The Basics of Poker

Poker is a game of chance, but it also has quite a bit of skill and psychology. It requires you to be able to read people and understand the odds of your hand beating theirs. If you can master these skills, you’ll be a better player overall. Poker can also teach you to be disciplined, even when things aren’t going well.

While you might be tempted to chase your losses in the heat of the moment, experienced players know that this can cost them more than they can monetarily handle. They’re able to step away, take a break and reset themselves before re-entering the game with a clear mind.

To play poker, each player puts their money into the pot voluntarily. You can either “check” (call when you don’t have to put anything into the pot) or raise (put more money into the pot than your opponent did). You then compare your cards to the other players to determine who has the best hand. The highest hand wins the pot. If there’s a tie, the dealer wins the pot.

A straight is five cards of consecutive rank, all in the same suit. A flush is three matching cards of one rank, plus two unmatched cards. A pair is two cards of the same rank, and a three of a kind is three matching cards of different ranks. If you have any of these hands, you win the pot.

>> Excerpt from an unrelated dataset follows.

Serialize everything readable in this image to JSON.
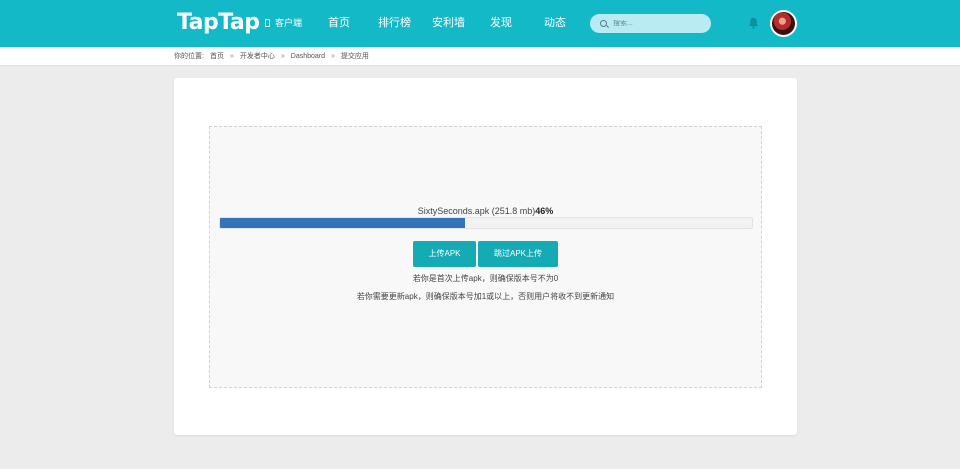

It takes a lot of brain power to play poker, and it’s common for players to feel tired at the end of a session or tournament. That’s why it’s important for players to take a good night’s sleep so they can be refreshed for the next session.

Poker can be a social activity, as players can gather together to compete and discuss the game. This is a great way to meet people and make new friends. Whether you’re playing in an actual poker room or online, there’s always a community of players to join and interact with.

The game of poker is a complex one, with many different types of bets, rules and strategies. It’s important for beginners to learn the basics of the game before they start playing. Fortunately, there are a number of resources available that can help beginners get started with poker. These resources include online poker training courses, books and videos. Many of these resources are free, and they can help you build your skills and become a successful poker player. In addition to learning the basics of the game, it’s important to learn about the different betting strategies that can help you improve your winning chances. For example, you can learn about betting patterns and how to read your opponents’ actions. These techniques can help you increase your winning percentage and build a solid bankroll.